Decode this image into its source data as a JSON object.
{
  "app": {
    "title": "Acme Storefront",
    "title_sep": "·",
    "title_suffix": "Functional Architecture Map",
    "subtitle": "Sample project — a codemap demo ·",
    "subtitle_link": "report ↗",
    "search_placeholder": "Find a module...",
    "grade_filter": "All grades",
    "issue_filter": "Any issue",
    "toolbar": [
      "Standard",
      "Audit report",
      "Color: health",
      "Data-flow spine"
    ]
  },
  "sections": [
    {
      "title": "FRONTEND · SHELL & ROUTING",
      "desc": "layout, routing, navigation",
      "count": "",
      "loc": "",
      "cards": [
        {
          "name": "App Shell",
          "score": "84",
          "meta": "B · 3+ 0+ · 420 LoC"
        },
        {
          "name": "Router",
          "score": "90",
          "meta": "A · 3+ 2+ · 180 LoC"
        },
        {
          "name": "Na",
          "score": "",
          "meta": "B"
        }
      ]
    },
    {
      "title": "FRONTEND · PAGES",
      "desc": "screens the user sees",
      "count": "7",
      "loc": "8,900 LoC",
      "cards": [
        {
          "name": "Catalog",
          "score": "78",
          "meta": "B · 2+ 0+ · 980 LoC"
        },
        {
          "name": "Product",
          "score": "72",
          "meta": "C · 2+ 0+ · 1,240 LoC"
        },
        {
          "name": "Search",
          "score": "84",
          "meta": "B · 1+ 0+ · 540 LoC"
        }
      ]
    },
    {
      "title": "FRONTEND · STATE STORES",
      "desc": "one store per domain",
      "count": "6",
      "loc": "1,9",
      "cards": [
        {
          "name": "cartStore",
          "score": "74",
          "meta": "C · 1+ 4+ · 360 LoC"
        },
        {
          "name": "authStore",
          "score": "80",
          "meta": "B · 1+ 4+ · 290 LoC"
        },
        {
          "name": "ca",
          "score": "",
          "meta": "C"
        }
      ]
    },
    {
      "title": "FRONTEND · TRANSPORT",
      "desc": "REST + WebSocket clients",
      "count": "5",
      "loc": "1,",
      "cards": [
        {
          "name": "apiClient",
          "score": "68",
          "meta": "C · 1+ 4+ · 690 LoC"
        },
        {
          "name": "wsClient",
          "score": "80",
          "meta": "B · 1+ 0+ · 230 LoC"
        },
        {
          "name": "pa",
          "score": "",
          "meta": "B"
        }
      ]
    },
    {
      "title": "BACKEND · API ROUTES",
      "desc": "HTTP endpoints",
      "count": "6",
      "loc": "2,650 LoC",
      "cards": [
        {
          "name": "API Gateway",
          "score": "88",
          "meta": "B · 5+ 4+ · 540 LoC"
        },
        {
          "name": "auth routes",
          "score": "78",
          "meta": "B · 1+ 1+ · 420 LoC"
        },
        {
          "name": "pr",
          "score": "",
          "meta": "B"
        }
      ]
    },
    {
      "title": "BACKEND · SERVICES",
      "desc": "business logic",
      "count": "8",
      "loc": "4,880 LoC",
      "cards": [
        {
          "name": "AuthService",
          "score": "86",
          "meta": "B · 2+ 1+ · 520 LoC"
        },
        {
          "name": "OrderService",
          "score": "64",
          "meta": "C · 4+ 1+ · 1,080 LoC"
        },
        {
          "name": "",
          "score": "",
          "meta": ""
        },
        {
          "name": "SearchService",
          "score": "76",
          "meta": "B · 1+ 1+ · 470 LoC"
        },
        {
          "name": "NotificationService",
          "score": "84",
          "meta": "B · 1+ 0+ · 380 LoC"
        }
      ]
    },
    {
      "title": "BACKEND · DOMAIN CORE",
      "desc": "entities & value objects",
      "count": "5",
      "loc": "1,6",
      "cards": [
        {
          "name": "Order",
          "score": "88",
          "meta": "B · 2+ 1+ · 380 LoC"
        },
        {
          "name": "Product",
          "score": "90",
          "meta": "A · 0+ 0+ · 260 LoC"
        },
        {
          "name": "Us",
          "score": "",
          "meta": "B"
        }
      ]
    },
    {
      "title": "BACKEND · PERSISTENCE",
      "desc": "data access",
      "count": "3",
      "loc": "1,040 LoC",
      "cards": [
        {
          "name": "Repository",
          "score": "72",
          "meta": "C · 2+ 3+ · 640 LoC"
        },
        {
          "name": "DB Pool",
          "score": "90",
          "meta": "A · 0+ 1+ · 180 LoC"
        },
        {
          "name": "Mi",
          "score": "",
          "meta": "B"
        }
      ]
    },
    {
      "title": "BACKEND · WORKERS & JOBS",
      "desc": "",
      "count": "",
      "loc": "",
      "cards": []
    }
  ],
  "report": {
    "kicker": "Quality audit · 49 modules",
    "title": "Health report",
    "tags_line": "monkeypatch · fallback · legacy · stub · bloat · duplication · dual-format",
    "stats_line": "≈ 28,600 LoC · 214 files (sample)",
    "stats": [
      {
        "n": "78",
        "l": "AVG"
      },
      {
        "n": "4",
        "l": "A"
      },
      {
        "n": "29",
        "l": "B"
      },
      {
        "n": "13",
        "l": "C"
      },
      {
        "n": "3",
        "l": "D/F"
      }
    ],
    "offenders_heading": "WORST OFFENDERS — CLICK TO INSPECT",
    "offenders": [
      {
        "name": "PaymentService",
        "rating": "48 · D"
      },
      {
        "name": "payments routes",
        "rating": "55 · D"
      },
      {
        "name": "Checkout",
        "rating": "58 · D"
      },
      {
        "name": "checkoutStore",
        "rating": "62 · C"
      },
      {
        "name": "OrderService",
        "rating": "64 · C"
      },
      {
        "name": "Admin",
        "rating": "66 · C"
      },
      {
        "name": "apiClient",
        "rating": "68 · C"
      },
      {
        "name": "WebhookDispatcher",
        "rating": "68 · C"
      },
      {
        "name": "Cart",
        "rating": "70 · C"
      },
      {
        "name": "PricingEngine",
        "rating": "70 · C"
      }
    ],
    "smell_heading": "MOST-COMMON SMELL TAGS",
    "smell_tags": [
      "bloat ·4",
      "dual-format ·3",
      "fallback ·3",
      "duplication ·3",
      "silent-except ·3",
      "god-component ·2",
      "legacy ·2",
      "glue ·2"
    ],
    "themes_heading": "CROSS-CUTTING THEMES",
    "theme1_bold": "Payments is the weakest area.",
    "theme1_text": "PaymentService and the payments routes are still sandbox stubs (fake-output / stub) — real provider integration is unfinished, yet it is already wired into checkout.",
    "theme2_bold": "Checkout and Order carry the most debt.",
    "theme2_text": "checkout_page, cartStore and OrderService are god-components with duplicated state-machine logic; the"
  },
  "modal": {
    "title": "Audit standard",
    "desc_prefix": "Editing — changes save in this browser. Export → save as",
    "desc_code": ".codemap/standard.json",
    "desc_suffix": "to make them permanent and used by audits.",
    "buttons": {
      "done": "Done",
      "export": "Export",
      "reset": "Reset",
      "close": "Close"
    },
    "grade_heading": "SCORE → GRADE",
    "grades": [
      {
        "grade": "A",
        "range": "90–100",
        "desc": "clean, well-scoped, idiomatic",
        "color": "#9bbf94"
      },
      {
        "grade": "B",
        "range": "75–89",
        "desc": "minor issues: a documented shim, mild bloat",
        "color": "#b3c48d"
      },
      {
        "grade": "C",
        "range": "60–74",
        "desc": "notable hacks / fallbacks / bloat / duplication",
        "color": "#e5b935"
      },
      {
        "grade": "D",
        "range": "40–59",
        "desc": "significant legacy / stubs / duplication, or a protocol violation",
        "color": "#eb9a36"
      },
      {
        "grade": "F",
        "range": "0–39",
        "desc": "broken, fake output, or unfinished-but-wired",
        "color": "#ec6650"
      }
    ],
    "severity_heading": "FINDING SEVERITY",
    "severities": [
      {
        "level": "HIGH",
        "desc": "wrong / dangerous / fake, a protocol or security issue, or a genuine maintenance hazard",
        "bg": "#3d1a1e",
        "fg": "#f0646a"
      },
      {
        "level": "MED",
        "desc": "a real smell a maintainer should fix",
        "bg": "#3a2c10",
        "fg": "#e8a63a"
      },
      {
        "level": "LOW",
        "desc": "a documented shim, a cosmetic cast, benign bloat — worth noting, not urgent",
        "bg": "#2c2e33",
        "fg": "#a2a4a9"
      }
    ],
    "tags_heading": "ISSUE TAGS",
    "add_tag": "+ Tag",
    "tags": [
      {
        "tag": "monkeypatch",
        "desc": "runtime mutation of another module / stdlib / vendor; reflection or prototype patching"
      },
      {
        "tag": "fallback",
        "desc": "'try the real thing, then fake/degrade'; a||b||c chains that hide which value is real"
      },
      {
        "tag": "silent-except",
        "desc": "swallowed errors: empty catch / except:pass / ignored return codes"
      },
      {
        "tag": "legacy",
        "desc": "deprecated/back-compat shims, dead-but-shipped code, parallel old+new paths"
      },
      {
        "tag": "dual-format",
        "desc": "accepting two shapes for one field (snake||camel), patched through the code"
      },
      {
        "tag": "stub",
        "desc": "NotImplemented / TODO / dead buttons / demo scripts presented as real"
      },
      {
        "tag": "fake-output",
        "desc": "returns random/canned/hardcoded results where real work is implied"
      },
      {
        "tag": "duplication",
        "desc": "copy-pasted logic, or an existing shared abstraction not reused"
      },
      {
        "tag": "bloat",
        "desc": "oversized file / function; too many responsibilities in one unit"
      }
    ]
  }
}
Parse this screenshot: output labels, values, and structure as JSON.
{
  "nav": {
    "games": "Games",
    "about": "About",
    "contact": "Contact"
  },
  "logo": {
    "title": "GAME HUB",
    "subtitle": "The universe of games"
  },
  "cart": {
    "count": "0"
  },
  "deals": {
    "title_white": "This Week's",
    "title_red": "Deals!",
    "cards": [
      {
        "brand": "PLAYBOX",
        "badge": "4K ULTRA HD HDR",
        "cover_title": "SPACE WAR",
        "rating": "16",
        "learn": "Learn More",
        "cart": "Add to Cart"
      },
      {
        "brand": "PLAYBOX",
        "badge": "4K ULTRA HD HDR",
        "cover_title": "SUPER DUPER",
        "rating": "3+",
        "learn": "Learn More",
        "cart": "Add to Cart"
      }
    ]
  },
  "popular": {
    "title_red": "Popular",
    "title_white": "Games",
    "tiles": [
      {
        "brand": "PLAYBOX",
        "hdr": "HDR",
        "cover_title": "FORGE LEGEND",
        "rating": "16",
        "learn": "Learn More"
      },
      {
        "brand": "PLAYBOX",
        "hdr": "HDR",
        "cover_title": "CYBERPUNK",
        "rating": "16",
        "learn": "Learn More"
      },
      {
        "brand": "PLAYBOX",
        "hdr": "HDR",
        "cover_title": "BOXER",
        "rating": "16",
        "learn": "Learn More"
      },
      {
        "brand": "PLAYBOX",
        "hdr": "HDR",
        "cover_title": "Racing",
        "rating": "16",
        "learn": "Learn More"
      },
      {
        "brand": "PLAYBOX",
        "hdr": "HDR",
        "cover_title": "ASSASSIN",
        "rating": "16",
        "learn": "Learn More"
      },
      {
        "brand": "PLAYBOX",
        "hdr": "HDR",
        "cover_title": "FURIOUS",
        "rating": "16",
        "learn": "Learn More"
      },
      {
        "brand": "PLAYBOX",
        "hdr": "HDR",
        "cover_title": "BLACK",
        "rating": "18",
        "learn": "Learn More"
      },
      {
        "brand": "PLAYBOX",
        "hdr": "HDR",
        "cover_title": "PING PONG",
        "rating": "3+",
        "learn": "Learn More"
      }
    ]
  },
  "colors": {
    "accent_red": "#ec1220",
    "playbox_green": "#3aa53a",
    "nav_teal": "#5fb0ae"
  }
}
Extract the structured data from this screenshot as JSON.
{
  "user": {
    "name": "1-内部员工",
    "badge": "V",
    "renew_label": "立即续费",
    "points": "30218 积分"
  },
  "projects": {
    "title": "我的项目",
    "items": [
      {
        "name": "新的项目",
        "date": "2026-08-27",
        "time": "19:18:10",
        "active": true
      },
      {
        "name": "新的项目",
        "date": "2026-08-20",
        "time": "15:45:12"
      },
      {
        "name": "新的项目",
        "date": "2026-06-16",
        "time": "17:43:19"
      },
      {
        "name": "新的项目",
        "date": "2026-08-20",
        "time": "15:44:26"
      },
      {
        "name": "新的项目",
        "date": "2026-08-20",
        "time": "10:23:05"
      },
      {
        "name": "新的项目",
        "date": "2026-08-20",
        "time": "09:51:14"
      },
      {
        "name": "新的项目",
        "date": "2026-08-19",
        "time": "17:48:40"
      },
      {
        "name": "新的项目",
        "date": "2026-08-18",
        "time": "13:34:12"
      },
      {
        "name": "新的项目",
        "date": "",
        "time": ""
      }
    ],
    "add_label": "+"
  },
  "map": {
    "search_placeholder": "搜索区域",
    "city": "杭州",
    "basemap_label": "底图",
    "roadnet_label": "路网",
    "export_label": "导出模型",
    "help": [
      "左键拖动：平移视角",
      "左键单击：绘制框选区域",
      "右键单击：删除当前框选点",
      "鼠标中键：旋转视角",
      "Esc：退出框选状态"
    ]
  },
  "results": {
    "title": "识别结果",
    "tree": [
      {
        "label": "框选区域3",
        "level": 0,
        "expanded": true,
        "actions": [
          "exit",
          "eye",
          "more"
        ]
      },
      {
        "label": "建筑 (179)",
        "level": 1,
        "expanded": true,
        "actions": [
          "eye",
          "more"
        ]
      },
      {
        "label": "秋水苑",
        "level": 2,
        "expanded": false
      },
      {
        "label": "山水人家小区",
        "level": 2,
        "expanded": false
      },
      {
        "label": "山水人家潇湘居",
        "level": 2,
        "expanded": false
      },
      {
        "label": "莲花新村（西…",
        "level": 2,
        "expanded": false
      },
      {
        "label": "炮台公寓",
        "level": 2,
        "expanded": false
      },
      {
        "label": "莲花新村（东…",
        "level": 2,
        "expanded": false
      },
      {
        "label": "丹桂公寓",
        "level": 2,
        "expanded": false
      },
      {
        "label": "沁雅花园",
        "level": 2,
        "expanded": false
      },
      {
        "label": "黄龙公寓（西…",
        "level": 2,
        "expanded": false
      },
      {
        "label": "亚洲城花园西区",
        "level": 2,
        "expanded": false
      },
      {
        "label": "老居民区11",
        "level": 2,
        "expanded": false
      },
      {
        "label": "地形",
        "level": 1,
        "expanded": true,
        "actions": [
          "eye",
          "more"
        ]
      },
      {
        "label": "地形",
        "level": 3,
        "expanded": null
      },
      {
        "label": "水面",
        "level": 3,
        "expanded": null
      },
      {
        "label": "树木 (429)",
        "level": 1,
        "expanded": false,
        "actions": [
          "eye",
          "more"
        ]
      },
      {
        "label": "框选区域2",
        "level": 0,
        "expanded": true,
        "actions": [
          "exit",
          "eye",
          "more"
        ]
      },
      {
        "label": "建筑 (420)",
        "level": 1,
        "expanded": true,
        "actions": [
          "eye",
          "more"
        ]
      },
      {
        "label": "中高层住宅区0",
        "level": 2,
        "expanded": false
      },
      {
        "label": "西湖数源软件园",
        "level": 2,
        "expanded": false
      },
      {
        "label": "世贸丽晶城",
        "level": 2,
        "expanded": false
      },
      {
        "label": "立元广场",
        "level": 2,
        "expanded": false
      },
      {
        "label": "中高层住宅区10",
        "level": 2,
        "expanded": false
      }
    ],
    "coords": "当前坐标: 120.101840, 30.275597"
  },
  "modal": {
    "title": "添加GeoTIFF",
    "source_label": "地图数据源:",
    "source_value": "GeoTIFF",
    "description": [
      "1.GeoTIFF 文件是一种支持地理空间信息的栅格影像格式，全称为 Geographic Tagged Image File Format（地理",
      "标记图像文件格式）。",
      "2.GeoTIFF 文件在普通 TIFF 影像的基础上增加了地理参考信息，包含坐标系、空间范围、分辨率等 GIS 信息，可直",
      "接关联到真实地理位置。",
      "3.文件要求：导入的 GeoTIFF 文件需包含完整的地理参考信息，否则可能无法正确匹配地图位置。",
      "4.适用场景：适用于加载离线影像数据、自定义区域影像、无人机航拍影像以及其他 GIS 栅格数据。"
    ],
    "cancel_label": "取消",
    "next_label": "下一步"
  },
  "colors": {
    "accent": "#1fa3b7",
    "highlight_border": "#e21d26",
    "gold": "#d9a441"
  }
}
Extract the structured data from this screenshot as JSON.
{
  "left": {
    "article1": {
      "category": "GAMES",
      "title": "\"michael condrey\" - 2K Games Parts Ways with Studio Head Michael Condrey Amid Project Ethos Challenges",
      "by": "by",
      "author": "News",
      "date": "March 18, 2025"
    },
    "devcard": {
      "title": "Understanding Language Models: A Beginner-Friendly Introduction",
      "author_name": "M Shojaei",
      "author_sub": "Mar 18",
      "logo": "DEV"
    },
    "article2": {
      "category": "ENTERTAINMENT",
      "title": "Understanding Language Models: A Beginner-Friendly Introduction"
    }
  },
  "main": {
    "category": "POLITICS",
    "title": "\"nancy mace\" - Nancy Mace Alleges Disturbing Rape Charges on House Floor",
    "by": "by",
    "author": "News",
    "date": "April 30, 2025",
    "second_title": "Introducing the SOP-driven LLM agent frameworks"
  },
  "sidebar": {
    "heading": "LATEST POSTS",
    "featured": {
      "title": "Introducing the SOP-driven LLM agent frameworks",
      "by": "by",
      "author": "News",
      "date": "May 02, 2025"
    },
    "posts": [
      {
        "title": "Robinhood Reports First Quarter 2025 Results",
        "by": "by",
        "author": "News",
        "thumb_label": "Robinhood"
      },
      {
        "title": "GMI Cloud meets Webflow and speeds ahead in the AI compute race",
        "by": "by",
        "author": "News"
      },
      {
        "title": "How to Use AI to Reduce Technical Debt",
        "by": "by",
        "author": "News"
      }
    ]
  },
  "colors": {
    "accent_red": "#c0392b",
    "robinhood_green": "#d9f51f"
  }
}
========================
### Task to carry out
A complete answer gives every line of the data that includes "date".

### Your solution
        "date": "2026-08-27",
        "date": "2026-08-20",
        "date": "2026-06-16",
        "date": "2026-08-20",
        "date": "2026-08-20",
        "date": "2026-08-20",
        "date": "2026-08-19",
        "date": "2026-08-18",
        "date": "",
      "date": "March 18, 2025"
    "date": "April 30, 2025",
      "date": "May 02, 2025"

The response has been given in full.